## Material for the task

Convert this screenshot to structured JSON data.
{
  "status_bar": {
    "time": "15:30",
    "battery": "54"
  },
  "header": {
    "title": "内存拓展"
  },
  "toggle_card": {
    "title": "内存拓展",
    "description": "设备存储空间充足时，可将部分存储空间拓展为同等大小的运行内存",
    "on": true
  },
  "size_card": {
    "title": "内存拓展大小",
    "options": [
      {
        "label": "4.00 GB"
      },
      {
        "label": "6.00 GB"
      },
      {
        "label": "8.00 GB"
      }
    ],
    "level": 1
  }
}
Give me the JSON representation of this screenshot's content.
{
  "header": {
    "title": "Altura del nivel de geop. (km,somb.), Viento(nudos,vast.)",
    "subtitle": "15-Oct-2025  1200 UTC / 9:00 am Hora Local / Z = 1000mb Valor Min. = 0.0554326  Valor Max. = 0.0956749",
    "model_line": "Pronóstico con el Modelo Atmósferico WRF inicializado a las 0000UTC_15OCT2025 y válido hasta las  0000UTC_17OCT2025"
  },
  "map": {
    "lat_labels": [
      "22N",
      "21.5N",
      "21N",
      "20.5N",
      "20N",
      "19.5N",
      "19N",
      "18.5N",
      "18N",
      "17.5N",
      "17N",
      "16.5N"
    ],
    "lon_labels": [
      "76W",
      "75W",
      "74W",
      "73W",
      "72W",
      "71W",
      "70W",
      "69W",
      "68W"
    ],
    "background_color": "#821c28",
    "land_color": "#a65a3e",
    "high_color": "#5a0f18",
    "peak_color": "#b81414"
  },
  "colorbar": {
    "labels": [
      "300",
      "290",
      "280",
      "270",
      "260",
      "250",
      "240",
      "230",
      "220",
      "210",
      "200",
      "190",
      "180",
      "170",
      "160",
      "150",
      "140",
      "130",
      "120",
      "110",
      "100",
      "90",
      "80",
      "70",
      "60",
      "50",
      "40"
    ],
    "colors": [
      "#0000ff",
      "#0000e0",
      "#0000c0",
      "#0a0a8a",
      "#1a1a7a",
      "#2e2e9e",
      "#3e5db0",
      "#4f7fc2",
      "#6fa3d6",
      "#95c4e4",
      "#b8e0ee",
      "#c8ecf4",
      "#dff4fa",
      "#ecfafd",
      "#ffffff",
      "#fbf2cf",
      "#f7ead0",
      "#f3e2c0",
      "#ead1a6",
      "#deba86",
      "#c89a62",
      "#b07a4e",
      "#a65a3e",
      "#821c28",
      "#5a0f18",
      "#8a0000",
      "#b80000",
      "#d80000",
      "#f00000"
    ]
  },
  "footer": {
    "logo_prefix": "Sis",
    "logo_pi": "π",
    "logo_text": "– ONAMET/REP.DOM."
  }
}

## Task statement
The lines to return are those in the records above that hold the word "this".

## Written answer
Convert this screenshot to structured JSON data.
Give me the JSON representation of this screenshot's content.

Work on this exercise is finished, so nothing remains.